The letter states that any attempt to “force, unduly pressure, or coerce” a women to have an abortion could be subject to civil and criminal charges, including prosecution under the Federal Unborn Victims of Violence Act.

The document cites the 2007 case Lawrence v. State as an example of how one could be prosecuted under Texas law.

“What anti-choice activists are doing here is really egregious,” said Jessica Mason Pieklo, Rewire’s vice president of Law and the Courts. “They are using a case where a man intentionally shot his pregnant girlfriend and was charged with murder for both her death and the death of the fetus as an example of reproductive coercion. That’s not reproductive coercion. That is extreme domestic violence.”

“To use a horrific case of domestic violence that resulted in a woman’s murder as cover for yet another anti-abortion restriction is the very definition of callousness,” Mason Pieklo added.

Among the other resources that TJF provides is a document produced by Life Dynamics, a prominent anti-choice organization based in Denton, Texas.

Parker said a patient might go to a “pregnancy resource center,” fill out the document, and staff will “send that to all the abortionists in the area that they can find out about. Often that will stop an abortion. That’s about 98 percent successful, I would say.”

Reproductive rights advocates contend that the document is intended to mislead pregnant people into believing they have signed away their legal rights to abortion care.

Abortion providers around the country who are familiar with the document said it has been used for years to deceive and intimidate patients and providers by threatening them with legal action should they go through with obtaining or providing an abortion.

Vicki Saporta, president and CEO of the National Abortion Federation, previously told Rewire that abortion providers from across the country have reported receiving the forms.

“It’s just another tactic to intimidate and coerce women into not choosing to have an abortion—tricking women into thinking they have signed this and discouraging them from going through with their initial decision and inclination,” Saporta said.

Busby said that the types of tactics used by TFJ and other anti-choice organizations are a form of coercion.

“Everyone deserves to make decisions about abortion free of coercion, including not being coerced by crisis pregnancy centers,” Busby said. “Anyone’s decision to have an abortion should be free of shame and stigma, which crisis pregnancy centers and groups like the Justice Foundation perpetuate.”

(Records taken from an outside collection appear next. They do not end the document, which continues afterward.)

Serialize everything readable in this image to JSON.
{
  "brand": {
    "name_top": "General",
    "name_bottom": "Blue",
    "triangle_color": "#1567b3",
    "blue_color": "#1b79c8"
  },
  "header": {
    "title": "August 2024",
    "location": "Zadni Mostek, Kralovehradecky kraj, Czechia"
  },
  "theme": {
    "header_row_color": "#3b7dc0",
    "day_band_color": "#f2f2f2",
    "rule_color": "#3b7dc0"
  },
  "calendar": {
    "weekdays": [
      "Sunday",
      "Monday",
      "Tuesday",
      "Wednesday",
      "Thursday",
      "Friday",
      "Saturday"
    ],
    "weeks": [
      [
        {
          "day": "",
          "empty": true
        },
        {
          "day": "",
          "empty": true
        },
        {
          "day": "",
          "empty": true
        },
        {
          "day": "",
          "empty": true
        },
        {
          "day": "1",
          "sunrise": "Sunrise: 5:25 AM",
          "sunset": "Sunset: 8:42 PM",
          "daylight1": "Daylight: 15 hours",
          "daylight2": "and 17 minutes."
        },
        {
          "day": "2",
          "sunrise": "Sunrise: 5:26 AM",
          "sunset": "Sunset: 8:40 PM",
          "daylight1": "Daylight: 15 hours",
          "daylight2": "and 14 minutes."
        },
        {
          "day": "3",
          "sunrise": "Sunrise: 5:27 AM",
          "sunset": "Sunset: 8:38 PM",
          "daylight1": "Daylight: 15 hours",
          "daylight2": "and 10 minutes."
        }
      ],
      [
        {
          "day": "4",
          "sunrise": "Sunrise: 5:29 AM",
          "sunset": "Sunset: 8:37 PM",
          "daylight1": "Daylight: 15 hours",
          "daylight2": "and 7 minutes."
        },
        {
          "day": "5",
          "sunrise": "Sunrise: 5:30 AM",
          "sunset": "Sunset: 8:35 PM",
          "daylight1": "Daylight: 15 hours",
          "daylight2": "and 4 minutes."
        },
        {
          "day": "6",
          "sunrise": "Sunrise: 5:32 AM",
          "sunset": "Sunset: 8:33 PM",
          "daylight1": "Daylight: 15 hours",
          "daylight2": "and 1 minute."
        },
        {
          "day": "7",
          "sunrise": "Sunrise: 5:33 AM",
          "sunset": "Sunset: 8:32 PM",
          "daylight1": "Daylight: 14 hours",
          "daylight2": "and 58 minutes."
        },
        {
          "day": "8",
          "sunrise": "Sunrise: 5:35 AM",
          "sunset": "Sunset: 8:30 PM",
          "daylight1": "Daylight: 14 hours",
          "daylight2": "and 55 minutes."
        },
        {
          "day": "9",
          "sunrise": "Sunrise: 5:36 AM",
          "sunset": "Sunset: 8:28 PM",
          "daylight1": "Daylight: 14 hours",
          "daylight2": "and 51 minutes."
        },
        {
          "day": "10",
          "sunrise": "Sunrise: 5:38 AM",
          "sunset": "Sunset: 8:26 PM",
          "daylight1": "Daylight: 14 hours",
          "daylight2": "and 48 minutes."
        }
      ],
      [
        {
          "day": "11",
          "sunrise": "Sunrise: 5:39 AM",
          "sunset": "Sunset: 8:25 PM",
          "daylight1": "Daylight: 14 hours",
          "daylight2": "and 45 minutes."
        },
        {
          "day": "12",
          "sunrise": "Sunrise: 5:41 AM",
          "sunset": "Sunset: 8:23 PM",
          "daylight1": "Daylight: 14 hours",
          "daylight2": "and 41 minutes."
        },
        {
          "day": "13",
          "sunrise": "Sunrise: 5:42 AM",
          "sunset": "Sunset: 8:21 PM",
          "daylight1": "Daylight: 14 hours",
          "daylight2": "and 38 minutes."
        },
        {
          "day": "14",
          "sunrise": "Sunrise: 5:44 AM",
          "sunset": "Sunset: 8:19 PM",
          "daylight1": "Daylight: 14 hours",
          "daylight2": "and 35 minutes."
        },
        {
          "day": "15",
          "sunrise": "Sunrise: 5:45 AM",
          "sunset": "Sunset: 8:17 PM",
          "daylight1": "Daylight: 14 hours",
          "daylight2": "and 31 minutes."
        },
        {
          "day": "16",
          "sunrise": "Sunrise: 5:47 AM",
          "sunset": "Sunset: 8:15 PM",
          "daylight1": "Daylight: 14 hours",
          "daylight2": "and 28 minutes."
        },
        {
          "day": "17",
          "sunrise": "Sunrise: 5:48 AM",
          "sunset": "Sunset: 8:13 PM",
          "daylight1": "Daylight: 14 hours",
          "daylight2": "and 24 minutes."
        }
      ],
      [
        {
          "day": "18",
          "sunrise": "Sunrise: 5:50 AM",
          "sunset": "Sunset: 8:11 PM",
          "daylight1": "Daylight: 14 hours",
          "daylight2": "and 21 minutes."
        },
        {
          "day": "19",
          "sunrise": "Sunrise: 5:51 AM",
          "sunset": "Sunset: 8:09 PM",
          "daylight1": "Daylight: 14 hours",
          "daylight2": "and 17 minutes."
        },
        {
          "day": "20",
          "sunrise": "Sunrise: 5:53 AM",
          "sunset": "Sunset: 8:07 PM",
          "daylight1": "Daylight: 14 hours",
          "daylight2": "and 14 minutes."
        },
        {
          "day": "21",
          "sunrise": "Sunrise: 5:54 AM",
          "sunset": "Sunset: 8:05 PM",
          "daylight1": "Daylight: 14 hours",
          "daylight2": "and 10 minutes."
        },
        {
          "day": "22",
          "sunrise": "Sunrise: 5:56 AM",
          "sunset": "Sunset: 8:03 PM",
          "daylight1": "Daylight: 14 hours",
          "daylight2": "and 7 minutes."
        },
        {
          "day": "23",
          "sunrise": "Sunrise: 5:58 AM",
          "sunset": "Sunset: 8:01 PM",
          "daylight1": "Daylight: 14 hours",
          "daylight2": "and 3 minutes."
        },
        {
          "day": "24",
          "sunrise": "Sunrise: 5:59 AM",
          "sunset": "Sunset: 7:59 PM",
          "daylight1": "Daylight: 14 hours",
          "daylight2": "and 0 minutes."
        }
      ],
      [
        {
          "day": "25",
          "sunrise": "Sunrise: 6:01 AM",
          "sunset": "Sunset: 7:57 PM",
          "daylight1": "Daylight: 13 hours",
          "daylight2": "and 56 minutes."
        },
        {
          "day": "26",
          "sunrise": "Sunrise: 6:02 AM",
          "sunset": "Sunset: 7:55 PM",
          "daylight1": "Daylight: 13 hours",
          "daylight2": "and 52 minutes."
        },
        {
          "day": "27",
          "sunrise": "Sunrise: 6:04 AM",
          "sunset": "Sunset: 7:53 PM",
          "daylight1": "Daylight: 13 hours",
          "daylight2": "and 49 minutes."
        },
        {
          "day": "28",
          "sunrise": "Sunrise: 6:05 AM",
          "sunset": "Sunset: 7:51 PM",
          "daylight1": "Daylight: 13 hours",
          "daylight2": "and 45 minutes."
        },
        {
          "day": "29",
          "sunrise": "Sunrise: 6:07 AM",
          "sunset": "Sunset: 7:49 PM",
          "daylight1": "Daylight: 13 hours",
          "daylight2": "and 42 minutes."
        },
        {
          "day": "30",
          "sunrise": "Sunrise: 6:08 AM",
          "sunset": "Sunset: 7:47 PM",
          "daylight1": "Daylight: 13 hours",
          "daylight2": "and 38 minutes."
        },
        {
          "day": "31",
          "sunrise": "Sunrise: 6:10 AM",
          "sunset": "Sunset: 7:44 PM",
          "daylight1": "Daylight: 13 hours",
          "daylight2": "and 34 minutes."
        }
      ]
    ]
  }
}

“Law enforcement would be well advised to seek their own legal advice, rather than rely on this so-called ‘training,” Busby said.